Poussin the boat out! Lisa treats the bird to a garlic and allium makeover

The latter was the perfect match for my favourite dish, a Norfolk Poussin. Also known as coquelets, poussins are the baby chickens much cherished by the French. They rarely weigh in above 500g and are perfect for quick grilling. 

My first encounter came courtesy of enterprising online butcher Farmeson and in my home kitchen I followed a recipe from Wild Honey’s Anthony Demetre. This involved spatchcocking – removing the backbone from tail to neck so the bird can be opened out flat – and an overload of garlic and herbs. 

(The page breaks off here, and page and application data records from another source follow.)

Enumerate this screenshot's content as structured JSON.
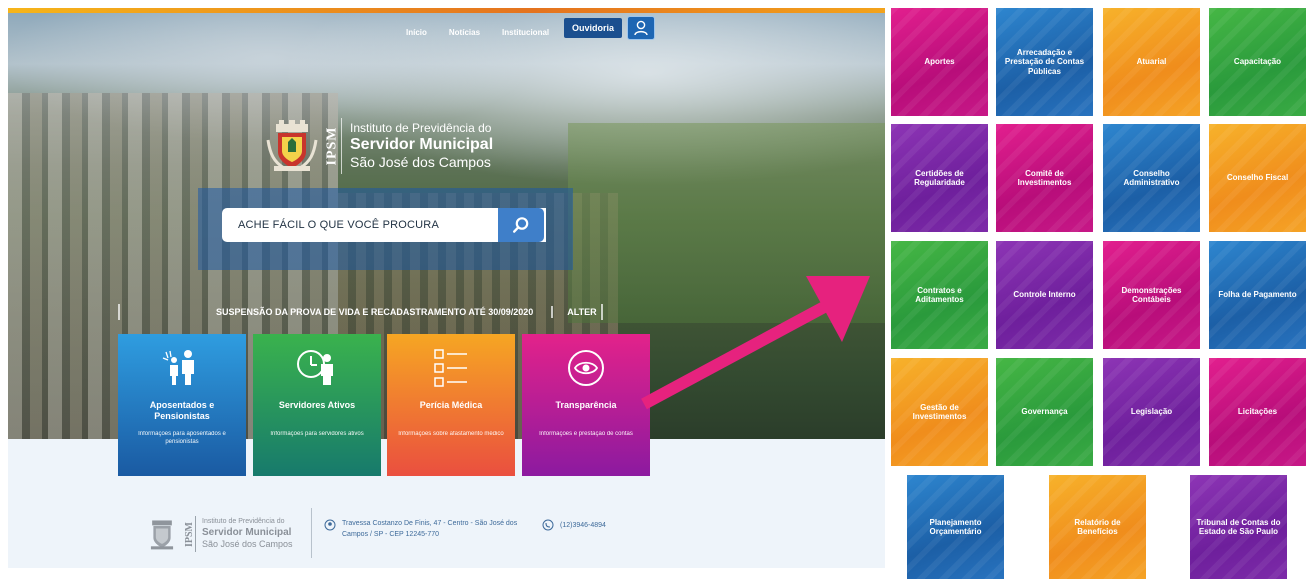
{
  "nav": {
    "items": [
      "Início",
      "Notícias",
      "Institucional"
    ],
    "ouvidoria": "Ouvidoria"
  },
  "brand": {
    "abbr": "IPSM",
    "line1": "Instituto de Previdência do",
    "line2": "Servidor Municipal",
    "line3": "São José dos Campos"
  },
  "search": {
    "placeholder": "ACHE FÁCIL O QUE VOCÊ PROCURA"
  },
  "ticker": {
    "text": "SUSPENSÃO DA PROVA DE VIDA E RECADASTRAMENTO ATÉ 30/09/2020",
    "alter": "ALTER"
  },
  "cards": [
    {
      "title": "Aposentados e Pensionistas",
      "desc": "Informações para aposentados e pensionistas",
      "icon": "retirees-icon"
    },
    {
      "title": "Servidores Ativos",
      "desc": "Informações para servidores ativos",
      "icon": "active-servers-icon"
    },
    {
      "title": "Perícia Médica",
      "desc": "Informações sobre afastamento médico",
      "icon": "medical-list-icon"
    },
    {
      "title": "Transparência",
      "desc": "Informações e prestação de contas",
      "icon": "eye-icon"
    }
  ],
  "footer": {
    "abbr": "IPSM",
    "line1": "Instituto de Previdência do",
    "line2": "Servidor Municipal",
    "line3": "São José dos Campos",
    "address": "Travessa Costanzo De Finis, 47 - Centro - São José dos Campos / SP - CEP 12245-770",
    "phone": "(12)3946-4894"
  },
  "tiles": [
    {
      "label": "Aportes",
      "color": "magenta"
    },
    {
      "label": "Arrecadação e Prestação de Contas Públicas",
      "color": "blue"
    },
    {
      "label": "Atuarial",
      "color": "orange"
    },
    {
      "label": "Capacitação",
      "color": "green"
    },
    {
      "label": "Certidões de Regularidade",
      "color": "purple"
    },
    {
      "label": "Comitê de Investimentos",
      "color": "magenta"
    },
    {
      "label": "Conselho Administrativo",
      "color": "blue"
    },
    {
      "label": "Conselho Fiscal",
      "color": "orange"
    },
    {
      "label": "Contratos e Aditamentos",
      "color": "green"
    },
    {
      "label": "Controle Interno",
      "color": "purple"
    },
    {
      "label": "Demonstrações Contábeis",
      "color": "magenta"
    },
    {
      "label": "Folha de Pagamento",
      "color": "blue"
    },
    {
      "label": "Gestão de Investimentos",
      "color": "orange"
    },
    {
      "label": "Governança",
      "color": "green"
    },
    {
      "label": "Legislação",
      "color": "purple"
    },
    {
      "label": "Licitações",
      "color": "magenta"
    },
    {
      "label": "Planejamento Orçamentário",
      "color": "blue"
    },
    {
      "label": "Relatório de Benefícios",
      "color": "orange"
    },
    {
      "label": "Tribunal de Contas do Estado de São Paulo",
      "color": "purple"
    }
  ],
  "colors": {
    "magenta": "#c71887",
    "blue": "#2873bf",
    "orange": "#f5a326",
    "green": "#3aab44",
    "purple": "#7d2ba9",
    "arrow": "#e6227e"
  }
}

Lisa treats it differently. Garlic featured again, one white blob and a swirl of on-trend black garlic, its long caramelisation imparting a subtle liquorice tone. Hen of the woods mushroom and a baby allium poached in ponzu ramped up the succulence. 

The trim breast and a cute little croquette of leg meat may have lacked the splayed splendour of my effort but they were  delicious testimony to canny UK sourcing. Norfolk poussins are corn-fed and reared ethically for their short lives in Fakenham as an alterntib from importing from France. 

Lisa’s previous course of Wild Turbot feels very spoonable, foamy GBM. It’s another little marvel incorporating clam, cucumber, sea lettuce and dill in a saline-inclusive broth.

Like the whole menu, it sings of the season. I love the sorrel granita that adds a lemony counterpoint to Yorkshire Asparagus (green, from Sand Hutton I’m presuming) and basil gel but also the combo of Isle of White heritage tomato textures that lifts a perfectly seared Orkney scallop.

Amalfi lemon inspired dessert completed a satisfying meal, but could we resist the petits fours?

Admirable restraint, matched to accomplished technique, culminates in a masterly pud celebrating the Amalfi lemon and Limoncello. It’s a work of art that almost convinces me tangy powders and meringue splinters are for me. Still a pretty Michelin-friendly plateful. Which bring us back to the admirable Michelin substitute delivered to us in October 2020 as an alternative to the forbidden delights of restaurant dining.

It was easily the best menu kit we encountered during lockdown. But this recent Northcote visit was proof that nothing can replace the real thing. Especially where washing up by someone else is concerned.

Northcote, Northcote Road, Langho, Blackburn BB6 8BE. 01254 240555. For information on a variety of gourmet breaks visit the website but be warned, plan ahead. They’re full up well into the autumn.

There’s a fascinating interview with Lisa Goodwin-Allen in trade magazine Supper, where she discusses the challenges that have sprung from the pandemic and lockdowns. She also sing the praises of the Norfolk Poussin! Read it here.